[DATA SHOWN — start]
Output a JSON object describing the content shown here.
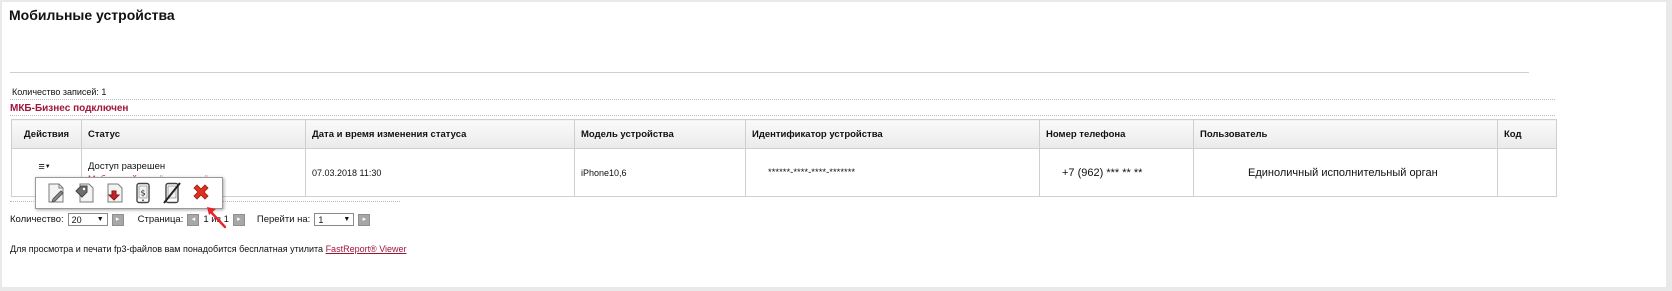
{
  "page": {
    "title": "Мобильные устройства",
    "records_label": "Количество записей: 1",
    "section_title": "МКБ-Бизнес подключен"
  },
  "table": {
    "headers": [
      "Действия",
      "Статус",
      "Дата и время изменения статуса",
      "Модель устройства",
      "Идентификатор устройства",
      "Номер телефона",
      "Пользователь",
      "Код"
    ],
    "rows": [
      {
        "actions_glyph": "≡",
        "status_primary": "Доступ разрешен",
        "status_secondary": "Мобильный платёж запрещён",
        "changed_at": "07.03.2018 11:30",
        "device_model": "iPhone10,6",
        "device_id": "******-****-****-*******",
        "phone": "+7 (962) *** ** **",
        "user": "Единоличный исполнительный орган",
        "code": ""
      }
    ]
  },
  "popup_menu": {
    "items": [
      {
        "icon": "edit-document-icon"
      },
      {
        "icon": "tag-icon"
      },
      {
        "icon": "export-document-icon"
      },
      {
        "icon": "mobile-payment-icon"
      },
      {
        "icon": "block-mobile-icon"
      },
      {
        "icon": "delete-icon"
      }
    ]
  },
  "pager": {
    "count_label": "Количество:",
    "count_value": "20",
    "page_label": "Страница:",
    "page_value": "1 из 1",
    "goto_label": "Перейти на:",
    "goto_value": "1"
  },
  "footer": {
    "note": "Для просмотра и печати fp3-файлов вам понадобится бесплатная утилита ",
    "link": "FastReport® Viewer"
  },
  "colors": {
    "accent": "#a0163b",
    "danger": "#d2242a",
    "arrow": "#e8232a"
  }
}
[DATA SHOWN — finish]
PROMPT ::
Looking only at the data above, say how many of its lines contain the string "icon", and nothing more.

THE ANSWER ::
6